- It can contribute to the reduction of toxins by supporting liver cells in their function.
- Nutmeg has been traditionally used to alleviate symptoms associated with digestion, which is closely linked to the body's natural detoxification processes.
- Antioxidants present in nutmeg may protect against cellular damage caused by toxic radicals.
- Some studies suggest that nutmeg may help to prevent fat accumulation in the liver, thus promoting overall liver health.
The detoxification process is complex, and while nutmeg can offer some benefits, it's crucial to maintain a balanced diet and a healthy lifestyle for optimal results. Remember that moderation is key, as excessive consumption of nutmeg can lead to adverse effects. Always consult with a healthcare professional before making significant changes to your diet or health regimen.
As you explore the myriad of nutmeg's health benefits, it's crucial to recognize that its high antioxidant content can help neutralize harmful free radicals in your body. Antioxidants are integral to maintaining cellular health, as they provide a counterbalance to oxidative stress, which is implicated in aging and various diseases. Nutmeg contains potent antioxidants such as eugenol and myristicin, which have been shown to exhibit free radical scavenging activity.

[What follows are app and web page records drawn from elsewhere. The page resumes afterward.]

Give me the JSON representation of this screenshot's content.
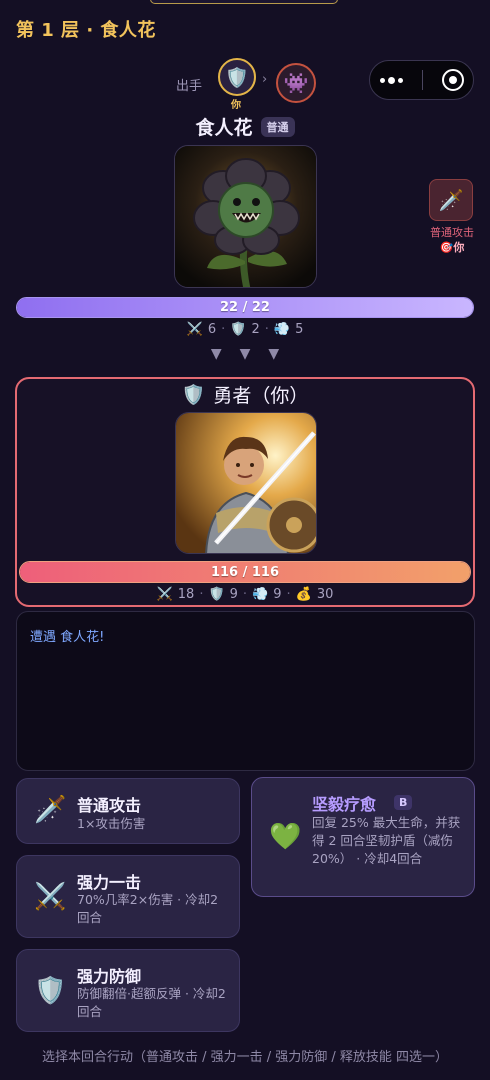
{
  "header": {
    "floor_title": "第 1 层 · 食人花"
  },
  "turn_order": {
    "label": "出手",
    "you_tag": "你",
    "arrow": "›"
  },
  "enemy": {
    "name": "食人花",
    "rank": "普通",
    "hp_text": "22 / 22",
    "hp_fraction": 1.0,
    "stats": {
      "atk": "6",
      "def": "2",
      "spd": "5"
    },
    "intent": {
      "label": "普通攻击",
      "target": "🎯你"
    }
  },
  "divider_arrows": [
    "▼",
    "▼",
    "▼"
  ],
  "hero": {
    "name": "勇者（你）",
    "hp_text": "116 / 116",
    "hp_fraction": 1.0,
    "stats": {
      "atk": "18",
      "def": "9",
      "spd": "9",
      "gold": "30"
    }
  },
  "log": {
    "lines": [
      "遭遇 食人花!"
    ]
  },
  "actions": {
    "attack": {
      "title": "普通攻击",
      "desc": "1×攻击伤害"
    },
    "strong": {
      "title": "强力一击",
      "desc": "70%几率2×伤害 · 冷却2回合"
    },
    "defend": {
      "title": "强力防御",
      "desc": "防御翻倍·超额反弹 · 冷却2回合"
    },
    "skill": {
      "title": "坚毅疗愈",
      "grade": "B",
      "desc": "回复 25% 最大生命，并获得 2 回合坚韧护盾（减伤 20%） · 冷却4回合"
    }
  },
  "hint": "选择本回合行动（普通攻击 / 强力一击 / 强力防御 / 释放技能 四选一）",
  "icons": {
    "shield": "🛡️",
    "monster": "👾",
    "sword": "🗡️",
    "crossed_swords": "⚔️",
    "speed": "💨",
    "gold": "💰",
    "heart": "💚"
  },
  "colors": {
    "accent_gold": "#f2c35c",
    "hero_border": "#e46a72",
    "enemy_hp": "#8f6ff0",
    "hero_hp": "#ee5f7a",
    "skill_title": "#b69cff"
  }
}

Scientific studies suggest that these compounds can significantly inhibit the oxidative deterioration of lipids, thus offering cellular protection. This is particularly relevant since lipid peroxidation is a key factor in the development of chronic conditions such as cardiovascular diseases and cancer. By including nutmeg in your diet, you're supplying your body with an array of antioxidants that contribute to the neutralization of free radicals, thereby potentially reducing the risk of these diseases.
Moreover, the role of antioxidants extends beyond mere free radical scavenging. They are also involved in bolstering the immune system, enhancing skin health, and even modulating gene expression related to oxidative stress. Thus, nutmeg's antioxidant properties are not only essential for immediate defense against oxidative damage but also for long-term cellular health and vitality.

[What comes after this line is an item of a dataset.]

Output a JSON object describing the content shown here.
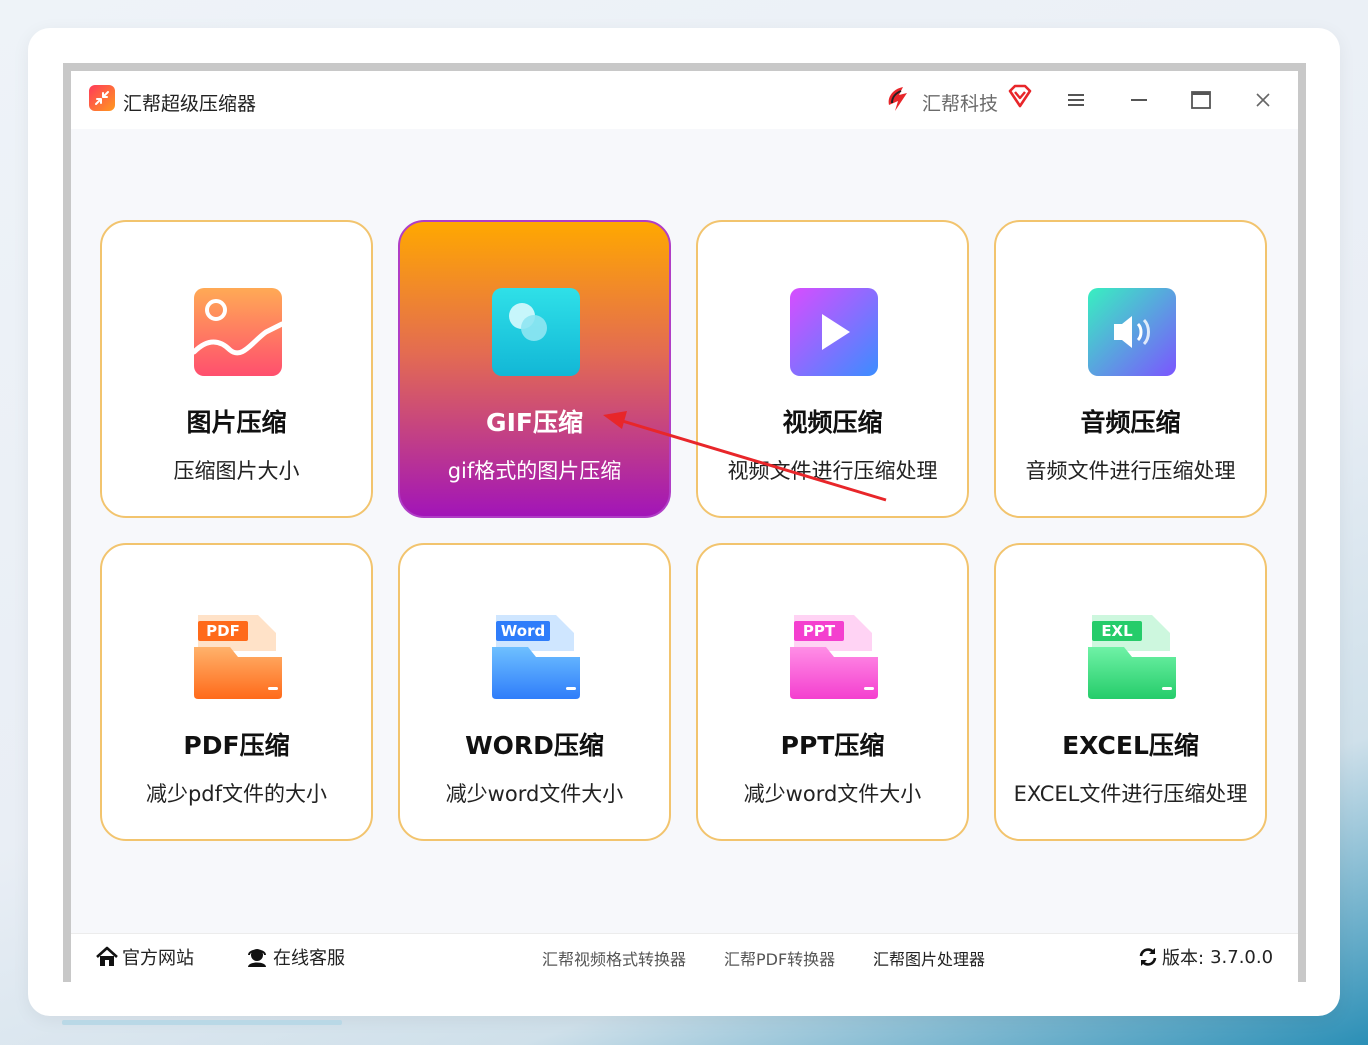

Frequently Asked Questions
Can Nutmeg Interact With Certain Medications, and if So, Which Ones Should I Be Cautious About?
Yes, nutmeg can interact with some medications due to its potent herbal interactions. You should be cautious with anticoagulants, MAO inhibitors, and drugs metabolized by the liver. Always consult your doctor about proper nutmeg dosage.
How Does Nutmeg Consumption Affect Pregnant or Breastfeeding Women?
If you're pregnant or breastfeeding, moderate nutmeg consumption might affect lactation enhancement but monitor for pregnancy cravings. Always consult your healthcare provider as evidence on nutmeg's safety in these conditions remains inconclusive.
Are There Any Specific Conditions or Diseases for Which Nutmeg Consumption Is Contraindicated?
You should be aware that a nutmeg overdose can aggravate certain conditions. It's crucial to adhere to a safe dosage to avoid complications, especially if you have pre-existing health issues or allergies.
Can Nutmeg Cause Allergic Reactions, and What Are the Symptoms to Look Out For?
Yes, you could have an allergic reaction to nutmeg. Symptoms include hives, itching, or trouble breathing. Consult a healthcare provider for allergy testing and to discuss appropriate nutmeg dosage for your situation.
How Does the Method of Incorporating Nutmeg Into the Diet (E.G., Whole, Powdered, Oil) Affect Its Health Benefits?
The method you use to include nutmeg in recipes affects flavor profiles; whole nutmeg grated fresh offers potent taste, whereas powdered nutmeg's easier to measure, and oil is concentrated, influencing its efficacy.
In conclusion, incorporating nutmeg into your diet may offer multiple health benefits. It can soothe your digestive system, relieve pain, boost brain function, and promote dental and heart health. Its anti-inflammatory properties and skin-enhancing effects are noteworthy. Additionally, nutmeg aids in detoxification and is abundant in antioxidants. However, moderation is key, as excessive consumption can be harmful. Always consult with a healthcare provider before making significant changes to your dietary regimen.